Self-reported Occupational Exposures Relevant for Cancer among 28,000 Offshore Oil Industry Workers Employed between 1965 and 1999

The objective of this study was to examine self-reported frequency of occupational exposure reported by 28,000 Norwegian offshore oil workers in a 1998 survey. Predictors of self-reported exposure frequency were identified to aid future refinements of an expert-based job-exposure-time matrix (JEM). The authors focused on reported frequencies for skin contact with oil and diesel, exposure to oil vapour from shaker, to exhaust fumes, vapour from mixing chemicals used for drilling, natural gas, chemicals used for water injection and processing, and to solvent vapour. Exposure frequency was reported by participants as the exposed proportion of the work shift, defined by six categories, in their current or last position offshore (between 1965 and 1999). Binary Poisson regression models with robust variance were used to examine the probabilities of reporting frequent exposure (?¼ vs. <¼ of work shift) according to main activity, time period, supervisory position, type of company, type of installation, work schedule, and education. Holding a non-supervisory position, working shifts, being employed in the early period of the offshore industry, and having only compulsory education increased the probability of reporting frequent exposure. The identified predictors and group-level patterns may aid future refinement of the JEM previously developed for the present cohort.
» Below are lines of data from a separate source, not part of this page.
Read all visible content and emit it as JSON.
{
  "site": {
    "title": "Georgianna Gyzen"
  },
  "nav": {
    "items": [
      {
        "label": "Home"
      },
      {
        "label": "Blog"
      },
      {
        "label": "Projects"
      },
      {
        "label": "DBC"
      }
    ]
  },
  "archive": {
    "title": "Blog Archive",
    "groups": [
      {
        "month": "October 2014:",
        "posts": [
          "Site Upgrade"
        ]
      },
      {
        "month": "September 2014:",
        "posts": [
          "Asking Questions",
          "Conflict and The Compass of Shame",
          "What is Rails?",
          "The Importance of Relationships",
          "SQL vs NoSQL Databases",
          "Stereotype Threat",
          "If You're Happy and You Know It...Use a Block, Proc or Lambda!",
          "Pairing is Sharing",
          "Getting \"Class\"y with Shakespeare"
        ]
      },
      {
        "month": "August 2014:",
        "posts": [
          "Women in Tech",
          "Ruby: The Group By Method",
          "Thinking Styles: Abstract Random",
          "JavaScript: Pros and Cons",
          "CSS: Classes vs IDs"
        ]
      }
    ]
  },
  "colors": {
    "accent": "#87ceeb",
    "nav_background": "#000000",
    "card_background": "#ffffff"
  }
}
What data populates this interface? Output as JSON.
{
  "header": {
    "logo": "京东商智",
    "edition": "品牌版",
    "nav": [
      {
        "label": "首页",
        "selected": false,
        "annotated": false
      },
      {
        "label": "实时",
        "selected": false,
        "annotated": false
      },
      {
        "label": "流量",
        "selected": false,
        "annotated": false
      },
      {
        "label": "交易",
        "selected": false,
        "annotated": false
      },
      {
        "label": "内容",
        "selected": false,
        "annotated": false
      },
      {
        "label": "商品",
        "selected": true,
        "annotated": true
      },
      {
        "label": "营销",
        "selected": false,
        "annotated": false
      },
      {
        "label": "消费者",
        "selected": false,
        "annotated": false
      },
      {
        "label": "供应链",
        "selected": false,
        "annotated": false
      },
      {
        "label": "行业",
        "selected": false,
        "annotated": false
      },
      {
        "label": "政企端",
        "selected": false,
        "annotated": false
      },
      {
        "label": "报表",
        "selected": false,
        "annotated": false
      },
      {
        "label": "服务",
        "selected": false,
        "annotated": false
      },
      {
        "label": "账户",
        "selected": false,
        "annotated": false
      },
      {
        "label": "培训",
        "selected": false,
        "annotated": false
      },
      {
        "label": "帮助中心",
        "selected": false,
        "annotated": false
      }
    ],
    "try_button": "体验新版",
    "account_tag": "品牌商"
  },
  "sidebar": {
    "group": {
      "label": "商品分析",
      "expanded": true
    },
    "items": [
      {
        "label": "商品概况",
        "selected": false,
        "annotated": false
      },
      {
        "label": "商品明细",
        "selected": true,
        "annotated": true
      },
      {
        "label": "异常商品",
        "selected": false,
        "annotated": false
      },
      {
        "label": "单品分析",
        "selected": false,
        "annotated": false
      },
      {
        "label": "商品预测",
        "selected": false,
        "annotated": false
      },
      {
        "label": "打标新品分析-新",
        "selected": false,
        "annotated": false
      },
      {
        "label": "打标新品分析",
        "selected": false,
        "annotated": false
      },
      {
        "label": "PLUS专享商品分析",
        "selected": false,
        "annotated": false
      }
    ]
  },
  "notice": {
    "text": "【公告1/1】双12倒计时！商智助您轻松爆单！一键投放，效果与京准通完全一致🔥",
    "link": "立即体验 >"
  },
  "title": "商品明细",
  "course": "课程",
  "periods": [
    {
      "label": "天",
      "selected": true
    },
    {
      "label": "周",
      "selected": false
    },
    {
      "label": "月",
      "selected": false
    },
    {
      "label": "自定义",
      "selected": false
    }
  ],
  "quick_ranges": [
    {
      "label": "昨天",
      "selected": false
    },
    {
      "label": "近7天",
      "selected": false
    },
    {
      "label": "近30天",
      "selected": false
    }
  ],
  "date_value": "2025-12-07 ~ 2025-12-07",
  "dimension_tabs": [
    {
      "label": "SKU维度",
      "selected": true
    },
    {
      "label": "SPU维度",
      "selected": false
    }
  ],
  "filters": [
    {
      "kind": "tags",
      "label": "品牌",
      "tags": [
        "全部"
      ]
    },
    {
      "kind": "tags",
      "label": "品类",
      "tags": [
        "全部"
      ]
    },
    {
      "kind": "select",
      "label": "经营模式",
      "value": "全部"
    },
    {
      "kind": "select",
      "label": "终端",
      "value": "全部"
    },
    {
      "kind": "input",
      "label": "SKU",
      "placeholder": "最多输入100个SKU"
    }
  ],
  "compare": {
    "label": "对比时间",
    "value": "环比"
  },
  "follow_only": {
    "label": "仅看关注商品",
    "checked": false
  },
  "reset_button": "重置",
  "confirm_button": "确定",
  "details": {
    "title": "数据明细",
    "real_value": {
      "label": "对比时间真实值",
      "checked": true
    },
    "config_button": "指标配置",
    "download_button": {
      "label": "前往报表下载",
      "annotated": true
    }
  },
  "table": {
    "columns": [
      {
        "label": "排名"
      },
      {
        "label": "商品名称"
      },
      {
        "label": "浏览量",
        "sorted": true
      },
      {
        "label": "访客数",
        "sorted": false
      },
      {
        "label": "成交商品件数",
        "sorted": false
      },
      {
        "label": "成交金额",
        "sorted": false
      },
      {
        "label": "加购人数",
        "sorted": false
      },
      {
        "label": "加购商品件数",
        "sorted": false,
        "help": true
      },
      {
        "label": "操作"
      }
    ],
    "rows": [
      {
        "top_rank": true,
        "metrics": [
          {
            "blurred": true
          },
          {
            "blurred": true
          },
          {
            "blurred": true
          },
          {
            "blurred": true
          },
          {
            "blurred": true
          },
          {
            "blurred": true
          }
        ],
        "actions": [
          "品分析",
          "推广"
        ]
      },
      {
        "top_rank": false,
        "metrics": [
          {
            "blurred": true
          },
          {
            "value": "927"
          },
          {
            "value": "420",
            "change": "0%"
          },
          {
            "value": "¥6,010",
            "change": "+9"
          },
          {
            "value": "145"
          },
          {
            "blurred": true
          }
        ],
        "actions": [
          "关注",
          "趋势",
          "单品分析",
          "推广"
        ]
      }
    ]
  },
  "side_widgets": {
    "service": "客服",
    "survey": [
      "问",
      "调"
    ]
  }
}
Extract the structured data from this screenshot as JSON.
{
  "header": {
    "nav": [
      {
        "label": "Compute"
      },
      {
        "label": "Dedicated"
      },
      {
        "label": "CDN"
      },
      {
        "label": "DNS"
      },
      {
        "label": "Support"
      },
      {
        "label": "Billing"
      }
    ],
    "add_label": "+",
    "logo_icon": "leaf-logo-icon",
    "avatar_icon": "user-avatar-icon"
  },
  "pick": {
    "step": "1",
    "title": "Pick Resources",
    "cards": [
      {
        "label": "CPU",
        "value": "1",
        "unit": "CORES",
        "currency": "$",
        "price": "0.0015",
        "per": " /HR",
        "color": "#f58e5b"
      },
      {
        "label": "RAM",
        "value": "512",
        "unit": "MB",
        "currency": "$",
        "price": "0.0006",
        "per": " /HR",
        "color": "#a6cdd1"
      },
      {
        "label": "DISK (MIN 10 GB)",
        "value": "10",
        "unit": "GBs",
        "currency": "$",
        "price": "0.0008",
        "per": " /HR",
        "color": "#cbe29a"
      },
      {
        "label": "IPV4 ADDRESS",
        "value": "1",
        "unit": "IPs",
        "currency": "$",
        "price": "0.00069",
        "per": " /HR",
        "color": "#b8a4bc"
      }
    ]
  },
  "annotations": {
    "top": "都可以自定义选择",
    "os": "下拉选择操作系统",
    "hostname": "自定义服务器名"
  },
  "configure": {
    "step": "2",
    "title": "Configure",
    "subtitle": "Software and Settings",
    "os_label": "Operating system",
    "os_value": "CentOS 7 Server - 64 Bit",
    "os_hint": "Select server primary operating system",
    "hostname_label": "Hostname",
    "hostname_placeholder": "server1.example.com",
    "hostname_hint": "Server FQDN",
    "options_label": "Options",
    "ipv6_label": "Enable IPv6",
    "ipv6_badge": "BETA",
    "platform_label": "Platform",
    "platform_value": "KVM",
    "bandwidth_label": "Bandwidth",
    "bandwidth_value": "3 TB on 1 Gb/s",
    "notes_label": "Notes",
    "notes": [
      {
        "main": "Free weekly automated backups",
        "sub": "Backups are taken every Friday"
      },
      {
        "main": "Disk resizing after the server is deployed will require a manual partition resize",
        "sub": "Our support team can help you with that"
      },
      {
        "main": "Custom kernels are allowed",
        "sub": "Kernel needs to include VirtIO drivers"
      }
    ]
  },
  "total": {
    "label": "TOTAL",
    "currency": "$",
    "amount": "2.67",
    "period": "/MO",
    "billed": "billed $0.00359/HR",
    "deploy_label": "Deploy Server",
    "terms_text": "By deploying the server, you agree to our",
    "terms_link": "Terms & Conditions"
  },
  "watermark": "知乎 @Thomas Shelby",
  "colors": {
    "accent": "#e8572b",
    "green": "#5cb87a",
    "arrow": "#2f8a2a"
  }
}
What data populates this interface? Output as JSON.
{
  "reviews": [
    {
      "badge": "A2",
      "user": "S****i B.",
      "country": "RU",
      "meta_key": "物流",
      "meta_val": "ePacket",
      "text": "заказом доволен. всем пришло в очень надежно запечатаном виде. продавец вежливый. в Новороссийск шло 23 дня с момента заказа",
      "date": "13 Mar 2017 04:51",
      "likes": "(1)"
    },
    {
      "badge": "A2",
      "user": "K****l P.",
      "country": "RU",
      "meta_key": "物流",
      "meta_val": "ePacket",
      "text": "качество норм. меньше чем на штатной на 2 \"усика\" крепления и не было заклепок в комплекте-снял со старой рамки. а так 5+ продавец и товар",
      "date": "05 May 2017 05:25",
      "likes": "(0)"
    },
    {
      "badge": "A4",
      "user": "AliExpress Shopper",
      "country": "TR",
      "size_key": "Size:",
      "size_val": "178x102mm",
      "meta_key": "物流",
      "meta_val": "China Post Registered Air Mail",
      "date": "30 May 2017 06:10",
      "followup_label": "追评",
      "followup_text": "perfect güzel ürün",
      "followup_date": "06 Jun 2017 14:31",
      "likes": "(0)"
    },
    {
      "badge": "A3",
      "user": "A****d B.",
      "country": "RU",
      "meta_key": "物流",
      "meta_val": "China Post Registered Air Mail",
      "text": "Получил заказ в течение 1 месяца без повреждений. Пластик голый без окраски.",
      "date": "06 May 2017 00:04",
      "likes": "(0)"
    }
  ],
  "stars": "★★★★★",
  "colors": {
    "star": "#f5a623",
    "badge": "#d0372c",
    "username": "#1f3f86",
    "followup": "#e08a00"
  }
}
Authors: Stenehjem JS, Friesen MC, Eggen T, Kjærheim K, Bråtveit M, Grimsrud TK. ;Full Source: Journal of Occupational & Environmental Hygiene. 2015 Feb 11:0. [Epub ahead of print] ;